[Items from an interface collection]
=== Section Start ===

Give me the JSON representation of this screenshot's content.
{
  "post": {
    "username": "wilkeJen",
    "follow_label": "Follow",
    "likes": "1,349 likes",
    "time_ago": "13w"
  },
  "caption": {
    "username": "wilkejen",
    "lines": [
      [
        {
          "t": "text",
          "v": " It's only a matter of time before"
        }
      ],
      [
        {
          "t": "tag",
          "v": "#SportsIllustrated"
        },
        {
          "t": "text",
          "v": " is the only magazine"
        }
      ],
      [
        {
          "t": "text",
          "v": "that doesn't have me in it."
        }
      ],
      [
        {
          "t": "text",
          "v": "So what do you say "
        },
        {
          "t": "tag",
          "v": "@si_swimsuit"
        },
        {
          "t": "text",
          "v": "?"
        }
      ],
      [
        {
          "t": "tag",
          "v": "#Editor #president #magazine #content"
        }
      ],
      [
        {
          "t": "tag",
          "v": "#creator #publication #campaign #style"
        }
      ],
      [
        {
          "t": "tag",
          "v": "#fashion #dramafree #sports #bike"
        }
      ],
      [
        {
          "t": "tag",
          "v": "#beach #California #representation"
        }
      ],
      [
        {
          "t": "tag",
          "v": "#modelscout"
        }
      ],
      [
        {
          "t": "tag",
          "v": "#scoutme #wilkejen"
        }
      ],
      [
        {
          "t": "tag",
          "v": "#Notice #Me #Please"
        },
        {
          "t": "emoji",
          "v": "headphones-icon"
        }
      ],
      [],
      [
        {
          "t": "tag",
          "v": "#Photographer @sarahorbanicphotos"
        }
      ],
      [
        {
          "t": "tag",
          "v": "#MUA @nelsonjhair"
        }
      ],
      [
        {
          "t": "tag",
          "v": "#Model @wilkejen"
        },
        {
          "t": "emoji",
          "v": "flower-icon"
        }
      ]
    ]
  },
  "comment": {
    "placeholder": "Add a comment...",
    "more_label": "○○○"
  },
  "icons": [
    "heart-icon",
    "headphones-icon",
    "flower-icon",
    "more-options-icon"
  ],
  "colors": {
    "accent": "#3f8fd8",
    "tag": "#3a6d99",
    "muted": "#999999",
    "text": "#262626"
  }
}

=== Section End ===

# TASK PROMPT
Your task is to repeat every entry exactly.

# ANSWER SPACE
Give me the JSON representation of this screenshot's content.
{
  "post": {
    "username": "wilkeJen",
    "follow_label": "Follow",
    "likes": "1,349 likes",
    "time_ago": "13w"
  },
  "caption": {
    "username": "wilkejen",
    "lines": [
      [
        {
          "t": "text",
          "v": " It's only a matter of time before"
        }
      ],
      [
        {
          "t": "tag",
          "v": "#SportsIllustrated"
        },
        {
          "t": "text",
          "v": " is the only magazine"
        }
      ],
      [
        {
          "t": "text",
          "v": "that doesn't have me in it."
        }
      ],
      [
        {
          "t": "text",
          "v": "So what do you say "
        },
        {
          "t": "tag",
          "v": "@si_swimsuit"
        },
        {
          "t": "text",
          "v": "?"
        }
      ],
      [
        {
          "t": "tag",
          "v": "#Editor #president #magazine #content"
        }
      ],
      [
        {
          "t": "tag",
          "v": "#creator #publication #campaign #style"
        }
      ],
      [
        {
          "t": "tag",
          "v": "#fashion #dramafree #sports #bike"
        }
      ],
      [
        {
          "t": "tag",
          "v": "#beach #California #representation"
        }
      ],
      [
        {
          "t": "tag",
          "v": "#modelscout"
        }
      ],
      [
        {
          "t": "tag",
          "v": "#scoutme #wilkejen"
        }
      ],
      [
        {
          "t": "tag",
          "v": "#Notice #Me #Please"
        },
        {
          "t": "emoji",
          "v": "headphones-icon"
        }
      ],
      [],
      [
        {
          "t": "tag",
          "v": "#Photographer @sarahorbanicphotos"
        }
      ],
      [
        {
          "t": "tag",
          "v": "#MUA @nelsonjhair"
        }
      ],
      [
        {
          "t": "tag",
          "v": "#Model @wilkejen"
        },
        {
          "t": "emoji",
          "v": "flower-icon"
        }
      ]
    ]
  },
  "comment": {
    "placeholder": "Add a comment...",
    "more_label": "○○○"
  },
  "icons": [
    "heart-icon",
    "headphones-icon",
    "flower-icon",
    "more-options-icon"
  ],
  "colors": {
    "accent": "#3f8fd8",
    "tag": "#3a6d99",
    "muted": "#999999",
    "text": "#262626"
  }
}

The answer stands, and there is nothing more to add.